Many have heard the term “likeability factor” before. Actually Tim Sanders wrote a book on it in 2006. I would like to put a little twist on that phrase and call it the “The Dental Likability Factor!”
Dentistry is a very personal profession. It feels like you need a PhD in interpersonal relations sometimes. Every patient is a different personality and has different likes/dislikes and needs. You will find that some patients are very easy to read. They will communicate their likes/dislikes and needs to you with very little prompting. On the other hand, you will encounter patients that you cannot pry anything out of them. They are mysterious and wish to remain that way. They are a closed book that cannot be opened.
A big reason that patients will come to you to seek care is because you are likable! If a patient likes you they are more likely to take your treatment recommendations seriously and will pursue treatment that you prescribe. If you don’t have the dental likeability factor you will not enjoy the same response.
There is a large amount of distrust in the general population right now. Not only in dentistry, but in everything. People are very skeptical about dentists and some think that we are out to get them. They feel that the reason we prescribe treatment is based on the need for us to purchase a new Mercedes and not on the premise that we wa nt them to be healthy. Trust is fading and if you can connect with the patient and build rapport so that they like you, then they will trust you.
Dentists come in all shapes and sizes. Some dentists love to chit chat with their patients and others want to just get em’ in and get em’ out. I have found that both systems work. It totally depends on the patient. You will find that patients will gravitate to the dentist that is the way they “like.” The patients will come back to you and refer to you if they like you. I have found that through the years I have morphed into a type of actor. Certain patients you have to be stern with, others very caring and sensitive to. If you get good at switching between those different modes you can connect with a lot more people.

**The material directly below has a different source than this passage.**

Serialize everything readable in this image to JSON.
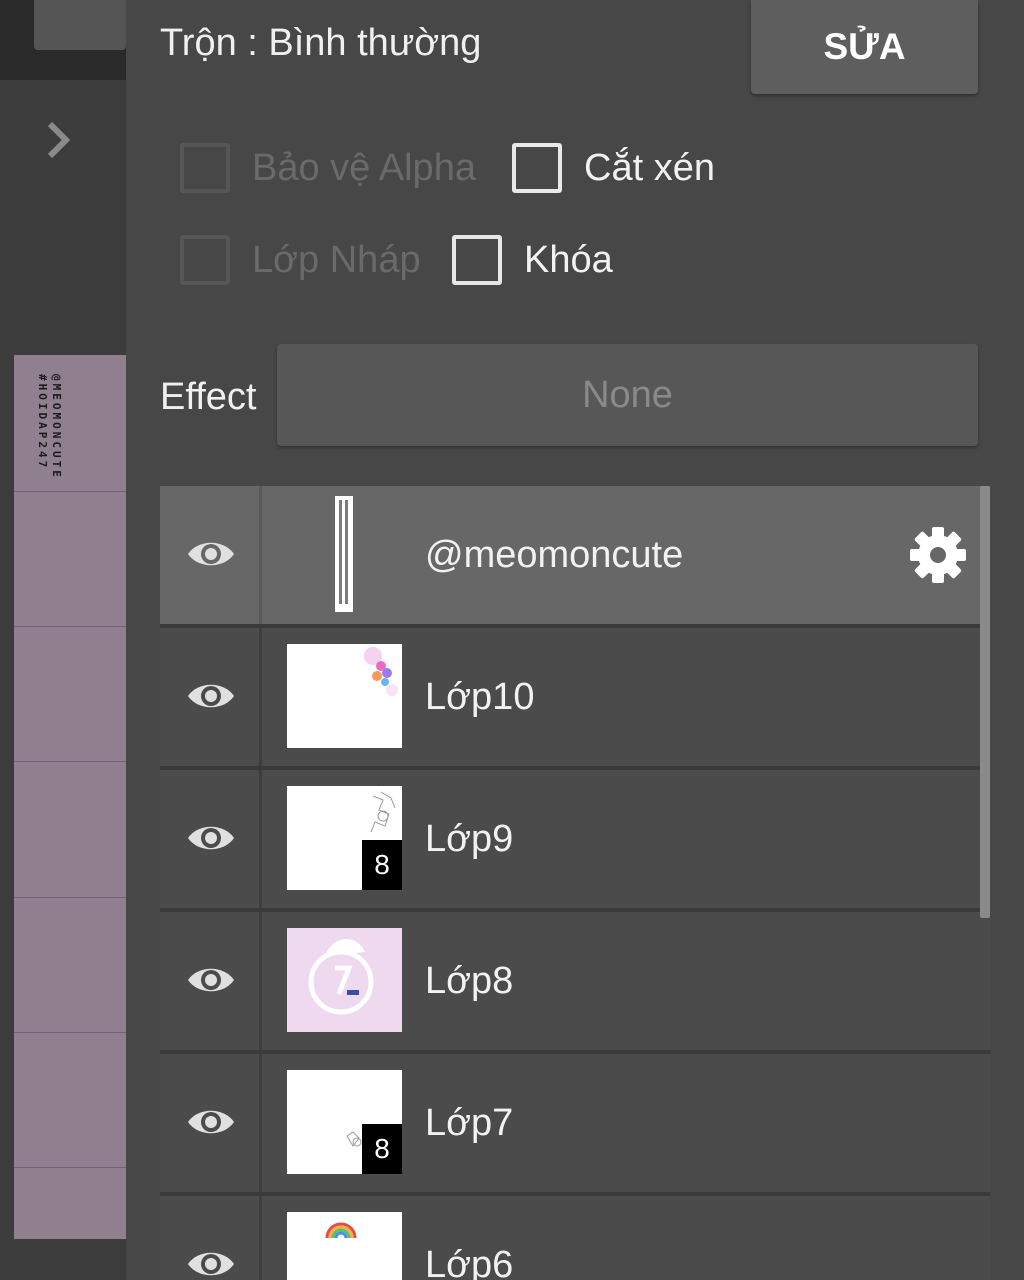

When I first graduated from dental school I loved to see patients coming back every 6 months to see me. I enjoyed talking to them and getting to know them on a more personal level. They would bring in their kids and refer people and such. This was great. This allowed me to get to know them and for them to get to know me. I noticed that the patients that liked me stayed in the practice. Others that didn’t, moved on. This is ok!
You really must have tough skin in this profession. Realize that you cannot please everyone all of the time. However, the more people like you, the more people that will be staying in your practice!
Dr. Troy Stevens DDS
Dr. Stevens is a co-author of the book “So You Want to be a Dentist?: What you Must Know to Succeed in Dentistry”. The book can be purchased at www.lulu.com, the iBookstore, Amazon.com, and many other digital retailers.